Twice or four times daily beclomethasone dipropionate in mild stable asthma?


Dr G. Boyd, Department of Respiratory Medicine, Belvidere Hospital, Glasgow G31 4PG, U.K.


A double-blind cross-over study lasting 16 weeks was conducted to establish if a twice daily regimen of beclomethasone dipropionate (BDP) was as effective in controlling asthma as a four times daily regimen. The patient's need for inhaled steroids (100 meg BDP qds) was confirmed prior to entering the study by deterioration of peak expiratory flow rates and/or increased bronchodilator usage during a single-blind placebo period of 6 weeks. Thirty six asthmatics were eligible to enter the study and completed both treatment periods. Daily record cards of symptom scores, four times daily peak expiratory flow rate measurements and inhaled bronchodilator usage were recorded throughout the study.

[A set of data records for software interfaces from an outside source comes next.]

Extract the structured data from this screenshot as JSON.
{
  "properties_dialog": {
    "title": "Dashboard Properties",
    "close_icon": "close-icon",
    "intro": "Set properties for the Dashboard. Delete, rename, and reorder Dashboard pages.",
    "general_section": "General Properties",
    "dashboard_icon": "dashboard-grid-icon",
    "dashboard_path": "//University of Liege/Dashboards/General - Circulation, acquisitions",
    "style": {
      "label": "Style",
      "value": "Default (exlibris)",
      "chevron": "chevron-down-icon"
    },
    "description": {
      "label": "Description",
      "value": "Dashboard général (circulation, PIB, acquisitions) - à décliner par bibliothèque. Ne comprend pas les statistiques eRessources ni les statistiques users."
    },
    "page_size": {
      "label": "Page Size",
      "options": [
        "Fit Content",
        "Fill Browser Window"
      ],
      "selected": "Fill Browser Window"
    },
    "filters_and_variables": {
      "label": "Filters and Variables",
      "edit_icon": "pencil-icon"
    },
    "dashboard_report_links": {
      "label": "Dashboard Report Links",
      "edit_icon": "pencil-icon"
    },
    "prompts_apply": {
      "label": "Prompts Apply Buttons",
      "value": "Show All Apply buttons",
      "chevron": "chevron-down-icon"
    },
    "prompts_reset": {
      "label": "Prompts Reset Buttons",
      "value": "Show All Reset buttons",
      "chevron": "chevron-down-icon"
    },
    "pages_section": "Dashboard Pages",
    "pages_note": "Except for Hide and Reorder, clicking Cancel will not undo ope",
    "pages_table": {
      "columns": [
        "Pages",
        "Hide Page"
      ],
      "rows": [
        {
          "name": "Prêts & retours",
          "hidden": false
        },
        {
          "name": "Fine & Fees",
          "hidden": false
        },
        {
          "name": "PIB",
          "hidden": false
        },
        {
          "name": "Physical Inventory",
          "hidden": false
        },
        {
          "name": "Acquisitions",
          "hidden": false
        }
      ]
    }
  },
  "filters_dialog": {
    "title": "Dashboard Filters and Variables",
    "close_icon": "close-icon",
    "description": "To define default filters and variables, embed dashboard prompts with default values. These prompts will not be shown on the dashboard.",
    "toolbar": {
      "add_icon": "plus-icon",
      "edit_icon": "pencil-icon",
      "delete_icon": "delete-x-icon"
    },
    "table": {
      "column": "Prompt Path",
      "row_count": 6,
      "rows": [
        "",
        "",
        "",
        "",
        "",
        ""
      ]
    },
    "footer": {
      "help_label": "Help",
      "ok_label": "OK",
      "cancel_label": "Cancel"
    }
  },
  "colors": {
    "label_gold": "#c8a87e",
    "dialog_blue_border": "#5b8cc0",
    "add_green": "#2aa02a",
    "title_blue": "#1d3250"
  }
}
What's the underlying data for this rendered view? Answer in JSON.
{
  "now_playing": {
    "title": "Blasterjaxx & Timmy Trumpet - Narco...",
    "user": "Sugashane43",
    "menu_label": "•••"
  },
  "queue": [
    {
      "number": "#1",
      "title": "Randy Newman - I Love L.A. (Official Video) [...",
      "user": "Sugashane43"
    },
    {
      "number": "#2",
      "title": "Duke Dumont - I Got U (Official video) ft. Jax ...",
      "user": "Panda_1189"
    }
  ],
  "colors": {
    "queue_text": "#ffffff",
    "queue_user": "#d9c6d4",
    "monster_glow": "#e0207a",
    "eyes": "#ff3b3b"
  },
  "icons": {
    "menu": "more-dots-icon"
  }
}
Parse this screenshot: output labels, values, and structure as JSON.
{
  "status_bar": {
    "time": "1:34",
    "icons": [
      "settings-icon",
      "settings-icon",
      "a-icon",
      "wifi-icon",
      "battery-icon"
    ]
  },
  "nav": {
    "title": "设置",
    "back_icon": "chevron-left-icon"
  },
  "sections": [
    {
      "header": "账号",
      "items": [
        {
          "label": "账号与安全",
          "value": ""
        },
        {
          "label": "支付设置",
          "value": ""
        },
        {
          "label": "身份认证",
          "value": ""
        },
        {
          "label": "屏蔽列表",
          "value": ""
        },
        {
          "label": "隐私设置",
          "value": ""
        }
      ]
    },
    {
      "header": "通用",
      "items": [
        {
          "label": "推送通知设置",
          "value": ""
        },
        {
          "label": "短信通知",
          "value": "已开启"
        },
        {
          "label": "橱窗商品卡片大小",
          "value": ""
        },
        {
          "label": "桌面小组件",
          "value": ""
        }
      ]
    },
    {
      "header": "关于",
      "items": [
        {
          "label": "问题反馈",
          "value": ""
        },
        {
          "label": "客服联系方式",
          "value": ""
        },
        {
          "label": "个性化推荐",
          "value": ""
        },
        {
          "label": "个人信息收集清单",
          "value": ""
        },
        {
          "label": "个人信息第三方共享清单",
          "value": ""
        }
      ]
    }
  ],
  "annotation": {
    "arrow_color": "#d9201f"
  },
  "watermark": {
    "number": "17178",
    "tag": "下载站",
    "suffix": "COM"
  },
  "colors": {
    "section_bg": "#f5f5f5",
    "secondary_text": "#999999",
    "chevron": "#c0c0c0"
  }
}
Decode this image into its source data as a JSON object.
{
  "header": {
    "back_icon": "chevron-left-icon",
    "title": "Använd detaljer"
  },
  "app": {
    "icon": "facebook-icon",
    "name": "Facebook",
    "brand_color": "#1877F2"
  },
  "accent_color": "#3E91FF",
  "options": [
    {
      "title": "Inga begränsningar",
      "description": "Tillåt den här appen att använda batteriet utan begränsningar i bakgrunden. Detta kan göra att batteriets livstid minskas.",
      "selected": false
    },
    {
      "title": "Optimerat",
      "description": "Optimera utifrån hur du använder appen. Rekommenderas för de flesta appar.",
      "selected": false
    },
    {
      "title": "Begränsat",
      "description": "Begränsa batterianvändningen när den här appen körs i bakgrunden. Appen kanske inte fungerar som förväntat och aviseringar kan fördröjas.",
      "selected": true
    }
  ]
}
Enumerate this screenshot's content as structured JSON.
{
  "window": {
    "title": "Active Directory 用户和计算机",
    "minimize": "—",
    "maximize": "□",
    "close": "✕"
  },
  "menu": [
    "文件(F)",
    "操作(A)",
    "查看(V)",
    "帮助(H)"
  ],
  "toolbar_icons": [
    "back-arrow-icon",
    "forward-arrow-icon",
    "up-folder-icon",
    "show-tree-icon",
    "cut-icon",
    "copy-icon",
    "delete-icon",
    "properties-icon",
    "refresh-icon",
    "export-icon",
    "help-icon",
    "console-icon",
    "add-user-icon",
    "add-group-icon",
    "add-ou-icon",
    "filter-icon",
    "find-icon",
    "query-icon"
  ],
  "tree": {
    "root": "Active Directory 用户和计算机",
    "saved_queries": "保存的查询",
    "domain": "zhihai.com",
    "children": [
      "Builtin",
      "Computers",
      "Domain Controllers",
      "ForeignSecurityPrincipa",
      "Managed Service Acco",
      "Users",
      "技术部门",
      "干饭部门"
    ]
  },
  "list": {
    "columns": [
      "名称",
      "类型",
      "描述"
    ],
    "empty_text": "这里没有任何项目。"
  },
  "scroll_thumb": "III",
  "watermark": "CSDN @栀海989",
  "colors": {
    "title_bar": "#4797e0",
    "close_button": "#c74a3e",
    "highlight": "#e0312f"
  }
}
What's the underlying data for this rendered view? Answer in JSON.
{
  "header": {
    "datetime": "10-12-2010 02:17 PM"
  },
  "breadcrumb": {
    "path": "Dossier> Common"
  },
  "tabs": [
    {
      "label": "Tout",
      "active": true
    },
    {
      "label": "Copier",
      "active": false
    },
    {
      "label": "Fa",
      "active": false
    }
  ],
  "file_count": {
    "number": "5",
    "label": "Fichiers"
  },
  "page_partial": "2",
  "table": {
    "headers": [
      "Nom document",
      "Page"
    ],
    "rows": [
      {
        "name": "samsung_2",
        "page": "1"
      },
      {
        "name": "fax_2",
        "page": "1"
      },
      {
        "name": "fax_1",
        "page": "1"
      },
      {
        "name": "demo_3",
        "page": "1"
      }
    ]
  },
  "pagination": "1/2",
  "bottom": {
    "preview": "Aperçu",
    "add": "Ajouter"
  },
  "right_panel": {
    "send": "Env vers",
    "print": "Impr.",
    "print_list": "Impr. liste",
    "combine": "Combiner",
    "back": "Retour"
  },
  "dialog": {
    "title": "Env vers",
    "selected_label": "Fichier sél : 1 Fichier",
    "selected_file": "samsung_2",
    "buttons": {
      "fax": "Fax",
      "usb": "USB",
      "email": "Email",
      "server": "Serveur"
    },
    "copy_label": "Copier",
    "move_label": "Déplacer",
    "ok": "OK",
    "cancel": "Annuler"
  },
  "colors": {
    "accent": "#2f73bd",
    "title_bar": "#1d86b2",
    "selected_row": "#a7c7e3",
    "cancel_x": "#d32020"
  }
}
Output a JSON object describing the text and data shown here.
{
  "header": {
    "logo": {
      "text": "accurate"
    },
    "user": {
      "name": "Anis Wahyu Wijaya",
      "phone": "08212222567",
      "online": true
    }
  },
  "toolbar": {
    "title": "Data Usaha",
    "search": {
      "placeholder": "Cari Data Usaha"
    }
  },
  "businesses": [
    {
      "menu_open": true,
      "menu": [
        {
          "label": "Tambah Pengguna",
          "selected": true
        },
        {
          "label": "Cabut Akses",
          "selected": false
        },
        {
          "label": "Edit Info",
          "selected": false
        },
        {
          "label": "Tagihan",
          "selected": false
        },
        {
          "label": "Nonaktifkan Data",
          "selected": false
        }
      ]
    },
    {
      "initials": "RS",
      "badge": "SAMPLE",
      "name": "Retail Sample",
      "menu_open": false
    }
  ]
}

There was no significant difference between the mean PEFR measurements taken four times each day and the variability in PEFR, between the two treatment groups. Symptom scores for cough, wheeze, breathlessness and overall disability also showed no significant difference. Symptomatic inhaler usage for the two groups was similar. Lung function measurements of FEV1, FVC and VC were almost identical; FEV1 being 2.1 1 on twice daily regimen and 2.2 1 on four times daily regimen. A slight variation was observed in PEFR taken at the end of each treatment period at the clinic visits, being 3611/min on twice daily and 3801/min on four times daily drug dosage. In stable asthmatics, the control of asthma measured both symptomatically and by daily lung function was independent of dosing schedule, but twice daily treatment may well lead to better compliance.